So, this happened.
Ohio wants its money back — all $175 million. The state is suing five big pharma companies to get it, saying the companies committed fraud by flooding the market with addictive opioid painkillers, and in part, causing a state and nationwide drug epidemic.
The state claims the drug companies ran a marketing scheme that persuaded doctors to give opioids to uninformed patients and “illegally promoted the widespread use of opioids for chronic pain,” while falsely denying the powerful drugs’ risks. Ohio spent $175 million between 2006 and 2016 on the pills themselves through Medicaid and other health care programs, and millions more on addiction, health and foster care services.Read More »
A Journal of People report
A new study carried out by the National Institute for Agricultural Research (INRA) in the UK and published in the Scientific Reports Journal said:
Toothpastes and a few other food products contain an additive called titanium dioxide, which may cause cancer.

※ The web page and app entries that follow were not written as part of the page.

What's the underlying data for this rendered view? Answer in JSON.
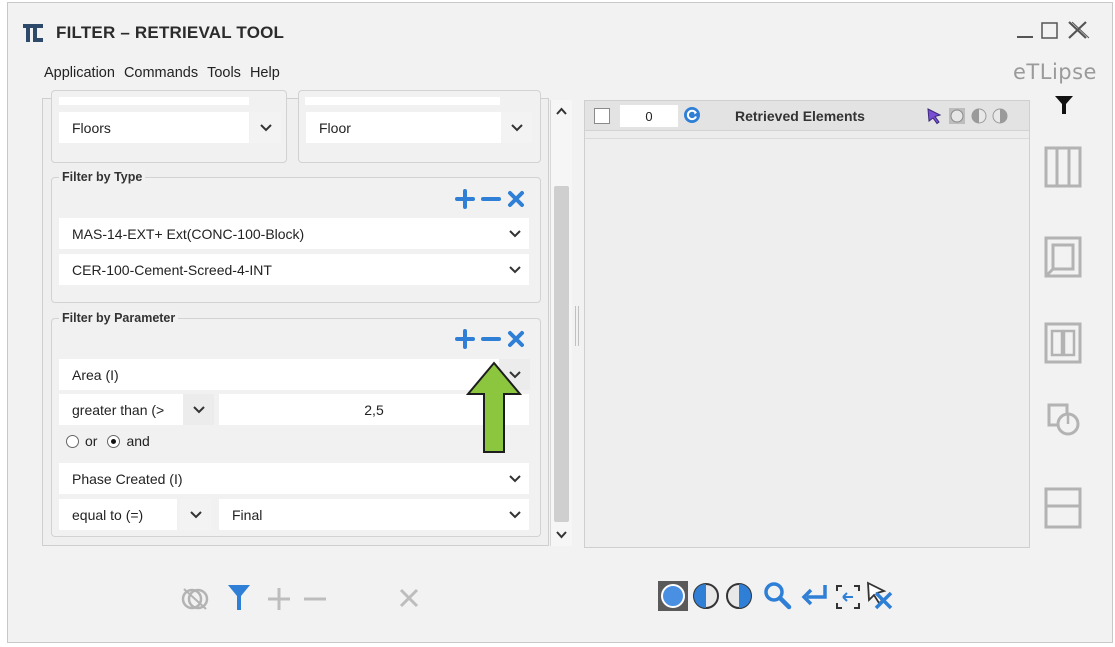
{
  "window": {
    "title": "FILTER – RETRIEVAL TOOL",
    "logo": "eTLipse"
  },
  "menu": [
    "Application",
    "Commands",
    "Tools",
    "Help"
  ],
  "top_selects": {
    "left_value": "Floors",
    "right_value": "Floor"
  },
  "filter_by_type": {
    "label": "Filter by Type",
    "items": [
      "MAS-14-EXT+ Ext(CONC-100-Block)",
      "CER-100-Cement-Screed-4-INT"
    ]
  },
  "filter_by_parameter": {
    "label": "Filter by Parameter",
    "param1": "Area (I)",
    "operator1": "greater than (>)",
    "operator1_display": "greater than (>",
    "value1": "2,5",
    "logic_or": "or",
    "logic_and": "and",
    "logic_selected": "and",
    "param2": "Phase Created (I)",
    "operator2": "equal to (=)",
    "value2": "Final"
  },
  "retrieved": {
    "count": "0",
    "title": "Retrieved Elements"
  },
  "colors": {
    "accent_blue": "#2f7fd6",
    "arrow_green": "#8cc63f",
    "icon_gray": "#b3b3b3"
  }
}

An additive is a substance used in products to improve or preserve it. Titanium dioxide is a naturally occurring oxide of titanium. It is commonly referred to as E171 on the ingredient list and is often used in products like toothpastes, biscuits, chewing gums and sunscreen.Read More »

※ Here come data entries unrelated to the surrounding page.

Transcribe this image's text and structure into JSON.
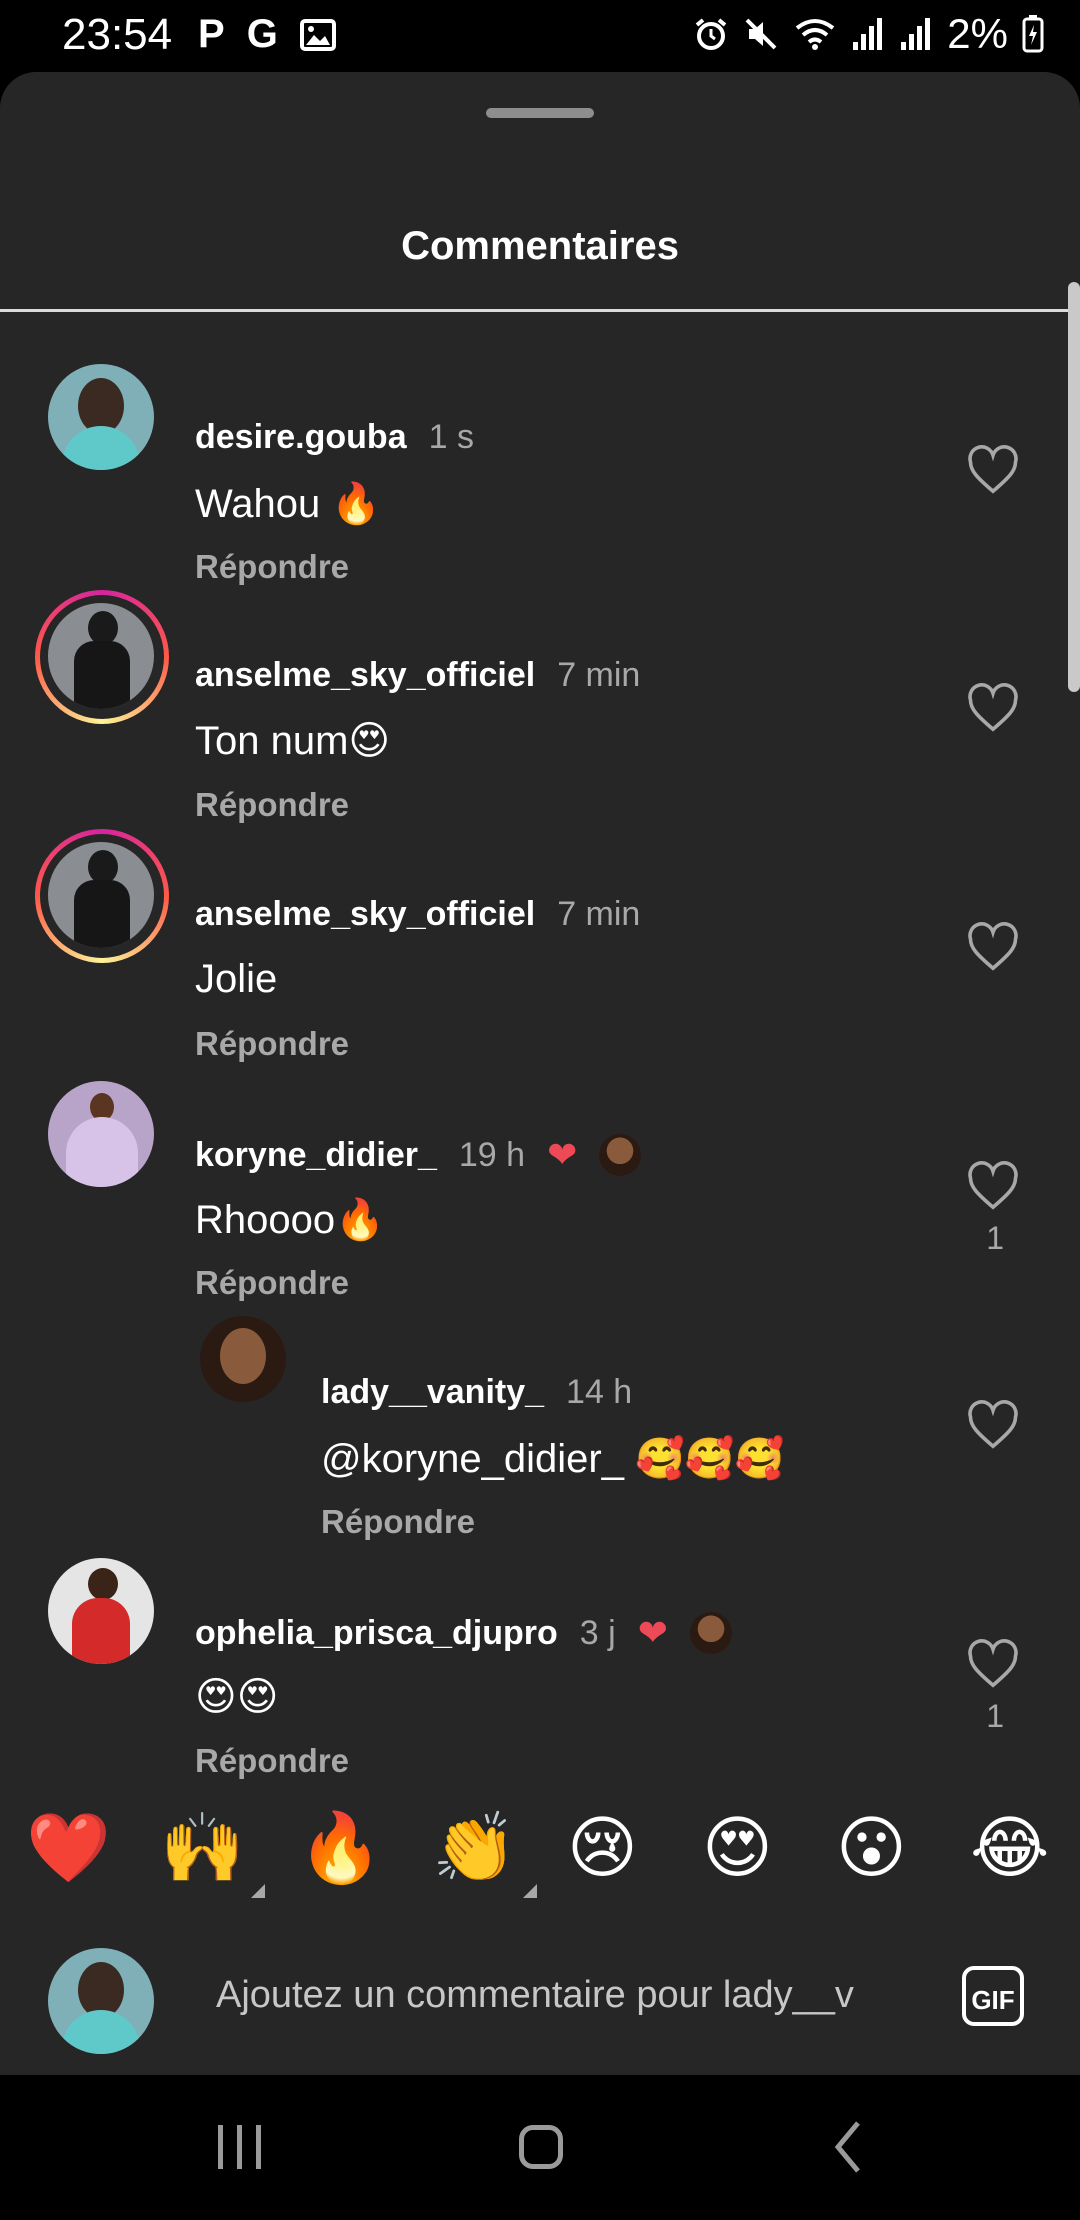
{
  "status_bar": {
    "time": "23:54",
    "left_icons": [
      "P",
      "G"
    ],
    "battery": "2%"
  },
  "sheet": {
    "title": "Commentaires"
  },
  "comments": [
    {
      "user": "desire.gouba",
      "time": "1 s",
      "text": "Wahou 🔥",
      "reply": "Répondre",
      "likes": "",
      "liked_by_author": false
    },
    {
      "user": "anselme_sky_officiel",
      "time": "7 min",
      "text": "Ton num😍",
      "reply": "Répondre",
      "likes": "",
      "liked_by_author": false
    },
    {
      "user": "anselme_sky_officiel",
      "time": "7 min",
      "text": "Jolie",
      "reply": "Répondre",
      "likes": "",
      "liked_by_author": false
    },
    {
      "user": "koryne_didier_",
      "time": "19 h",
      "text": "Rhoooo🔥",
      "reply": "Répondre",
      "likes": "1",
      "liked_by_author": true
    },
    {
      "user": "lady__vanity_",
      "time": "14 h",
      "text": "@koryne_didier_ 🥰🥰🥰",
      "reply": "Répondre",
      "likes": "",
      "liked_by_author": false
    },
    {
      "user": "ophelia_prisca_djupro",
      "time": "3 j",
      "text": "😍😍",
      "reply": "Répondre",
      "likes": "1",
      "liked_by_author": true
    }
  ],
  "emoji_bar": [
    "❤️",
    "🙌",
    "🔥",
    "👏",
    "😢",
    "😍",
    "😮",
    "😂"
  ],
  "composer": {
    "placeholder": "Ajoutez un commentaire pour lady__v",
    "gif_label": "GIF"
  }
}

by Sisir K Majumdar
Frontier | Autumn Number, Vol. 48, No. 14 – 17, Oct 11 – Nov 7, 2015
There was always interchange of ideas between East and West-that have been a mutual stimulant to medical thought in both hemispheres. It was a stimulus based both on the continuity of the medical heritage of the past in its preservation and development within different cultures and the contact between these cultures that gave rise to a synthesis of ideas which has been of mutual benefit to all peoples all over the globe. Following the fall of the Roman Empire around 400 AD, when Western Europe sank into the Dark Ages (400—1000 AD) of semi-barbarism the great corpus of classical Greek medical literature was preserved in the emergent Islamic Empire of the Eastern Mediterranean. Here, many medical works of ancient Greece were preserved in Arabic transalation which would otherwise have been lost. Medical knowledge was further advanced especially in the fields of materia medica and Alchemy. Alchemy is the predecessor of modern scientific chemistry. It was an art by which its devotees sought, with the aid of a mixture of mysticism, astrology, practical chemistry and quackery, to transmute base metals into gold to prolong human life, etc. It flourished from about 500 AD till the Middle Ages (1100—1500 AD] when it gradually fell into disrepute.Read More »

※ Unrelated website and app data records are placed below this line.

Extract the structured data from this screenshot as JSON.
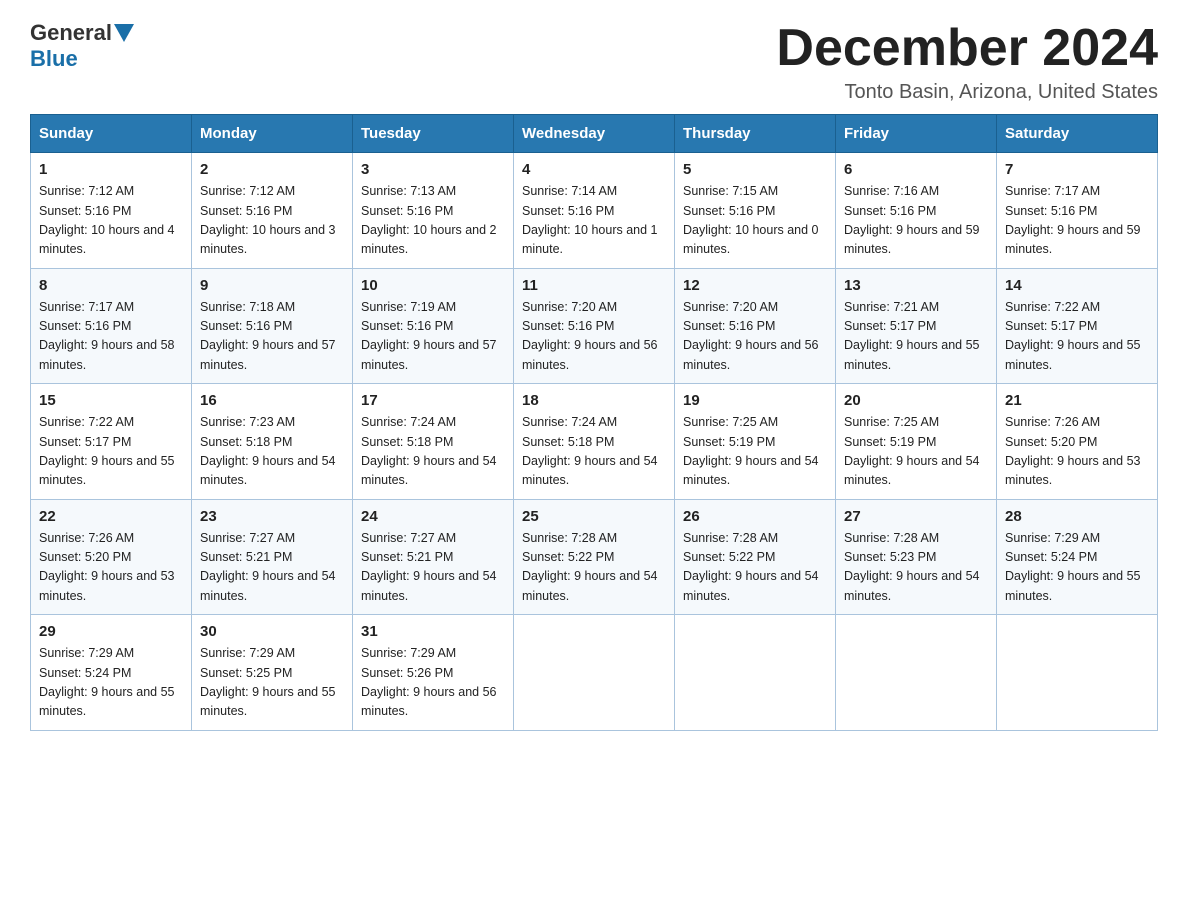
{
  "header": {
    "logo_general": "General",
    "logo_blue": "Blue",
    "month_title": "December 2024",
    "location": "Tonto Basin, Arizona, United States"
  },
  "days_of_week": [
    "Sunday",
    "Monday",
    "Tuesday",
    "Wednesday",
    "Thursday",
    "Friday",
    "Saturday"
  ],
  "weeks": [
    [
      {
        "day": "1",
        "sunrise": "7:12 AM",
        "sunset": "5:16 PM",
        "daylight": "10 hours and 4 minutes."
      },
      {
        "day": "2",
        "sunrise": "7:12 AM",
        "sunset": "5:16 PM",
        "daylight": "10 hours and 3 minutes."
      },
      {
        "day": "3",
        "sunrise": "7:13 AM",
        "sunset": "5:16 PM",
        "daylight": "10 hours and 2 minutes."
      },
      {
        "day": "4",
        "sunrise": "7:14 AM",
        "sunset": "5:16 PM",
        "daylight": "10 hours and 1 minute."
      },
      {
        "day": "5",
        "sunrise": "7:15 AM",
        "sunset": "5:16 PM",
        "daylight": "10 hours and 0 minutes."
      },
      {
        "day": "6",
        "sunrise": "7:16 AM",
        "sunset": "5:16 PM",
        "daylight": "9 hours and 59 minutes."
      },
      {
        "day": "7",
        "sunrise": "7:17 AM",
        "sunset": "5:16 PM",
        "daylight": "9 hours and 59 minutes."
      }
    ],
    [
      {
        "day": "8",
        "sunrise": "7:17 AM",
        "sunset": "5:16 PM",
        "daylight": "9 hours and 58 minutes."
      },
      {
        "day": "9",
        "sunrise": "7:18 AM",
        "sunset": "5:16 PM",
        "daylight": "9 hours and 57 minutes."
      },
      {
        "day": "10",
        "sunrise": "7:19 AM",
        "sunset": "5:16 PM",
        "daylight": "9 hours and 57 minutes."
      },
      {
        "day": "11",
        "sunrise": "7:20 AM",
        "sunset": "5:16 PM",
        "daylight": "9 hours and 56 minutes."
      },
      {
        "day": "12",
        "sunrise": "7:20 AM",
        "sunset": "5:16 PM",
        "daylight": "9 hours and 56 minutes."
      },
      {
        "day": "13",
        "sunrise": "7:21 AM",
        "sunset": "5:17 PM",
        "daylight": "9 hours and 55 minutes."
      },
      {
        "day": "14",
        "sunrise": "7:22 AM",
        "sunset": "5:17 PM",
        "daylight": "9 hours and 55 minutes."
      }
    ],
    [
      {
        "day": "15",
        "sunrise": "7:22 AM",
        "sunset": "5:17 PM",
        "daylight": "9 hours and 55 minutes."
      },
      {
        "day": "16",
        "sunrise": "7:23 AM",
        "sunset": "5:18 PM",
        "daylight": "9 hours and 54 minutes."
      },
      {
        "day": "17",
        "sunrise": "7:24 AM",
        "sunset": "5:18 PM",
        "daylight": "9 hours and 54 minutes."
      },
      {
        "day": "18",
        "sunrise": "7:24 AM",
        "sunset": "5:18 PM",
        "daylight": "9 hours and 54 minutes."
      },
      {
        "day": "19",
        "sunrise": "7:25 AM",
        "sunset": "5:19 PM",
        "daylight": "9 hours and 54 minutes."
      },
      {
        "day": "20",
        "sunrise": "7:25 AM",
        "sunset": "5:19 PM",
        "daylight": "9 hours and 54 minutes."
      },
      {
        "day": "21",
        "sunrise": "7:26 AM",
        "sunset": "5:20 PM",
        "daylight": "9 hours and 53 minutes."
      }
    ],
    [
      {
        "day": "22",
        "sunrise": "7:26 AM",
        "sunset": "5:20 PM",
        "daylight": "9 hours and 53 minutes."
      },
      {
        "day": "23",
        "sunrise": "7:27 AM",
        "sunset": "5:21 PM",
        "daylight": "9 hours and 54 minutes."
      },
      {
        "day": "24",
        "sunrise": "7:27 AM",
        "sunset": "5:21 PM",
        "daylight": "9 hours and 54 minutes."
      },
      {
        "day": "25",
        "sunrise": "7:28 AM",
        "sunset": "5:22 PM",
        "daylight": "9 hours and 54 minutes."
      },
      {
        "day": "26",
        "sunrise": "7:28 AM",
        "sunset": "5:22 PM",
        "daylight": "9 hours and 54 minutes."
      },
      {
        "day": "27",
        "sunrise": "7:28 AM",
        "sunset": "5:23 PM",
        "daylight": "9 hours and 54 minutes."
      },
      {
        "day": "28",
        "sunrise": "7:29 AM",
        "sunset": "5:24 PM",
        "daylight": "9 hours and 55 minutes."
      }
    ],
    [
      {
        "day": "29",
        "sunrise": "7:29 AM",
        "sunset": "5:24 PM",
        "daylight": "9 hours and 55 minutes."
      },
      {
        "day": "30",
        "sunrise": "7:29 AM",
        "sunset": "5:25 PM",
        "daylight": "9 hours and 55 minutes."
      },
      {
        "day": "31",
        "sunrise": "7:29 AM",
        "sunset": "5:26 PM",
        "daylight": "9 hours and 56 minutes."
      },
      null,
      null,
      null,
      null
    ]
  ]
}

CORNUCOPIA, WI – The latest report by The Cornucopia Institute, an organic industry watchdog, uncovers serious problems in cosmetics industry regulations. Regulatory weaknesses and loopholes allow for the use of questionable, even harmful ingredients in personal care products, such as toothpastes, that could negatively impact the health of the users.
Behind the Dazzling Smile: Toxic Ingredients in Your Toothpaste, describes how the quality of “natural” toothpastes varies significantly between brands and how these personal oral care products commonly include nonessential ingredients that may be harmful.Read More »
Granma | 12 January, 2016
The experience of providing services in Venezuela left its mark on Cuban cardiologist Daysi Luperon Loforte, who worked in the municipality of El Tigre, in the state of Anzoátegui, from 2006 to 2010.Read More »
By Myra Hunter
Morning Star | 31 December, 2015
WHY is it difficult to talk about menopause at work?
All credit to Sally Davies, the Chief Medical Officer, who has challenged men as well as women to discuss the taboo topic of menopause in the workplace (M Star December 15).
This is important as women tend to find menopausal symptoms more difficult to deal with at work, and some working conditions can make their experience of the menopause worse.
Many women have few problems at all. But an estimated 25 per cent have uncomfortable hot flushes and night sweats that disrupt sleep. They can also fear being stereotyped and prefer not to reveal age and gender-related matters at work. And some have experience of indifference or lack of understanding from employers.
Read More »
Courtesy: Science Daily | 18 November, 2015
Researchers from the Johns Hopkins Bloomberg School of Public Health have found a link between higher levels of a specific kind of air pollution in major urban areas and an increase in cardiovascular-related hospitalizations such as for heart attacks in people 65 and older.Read More »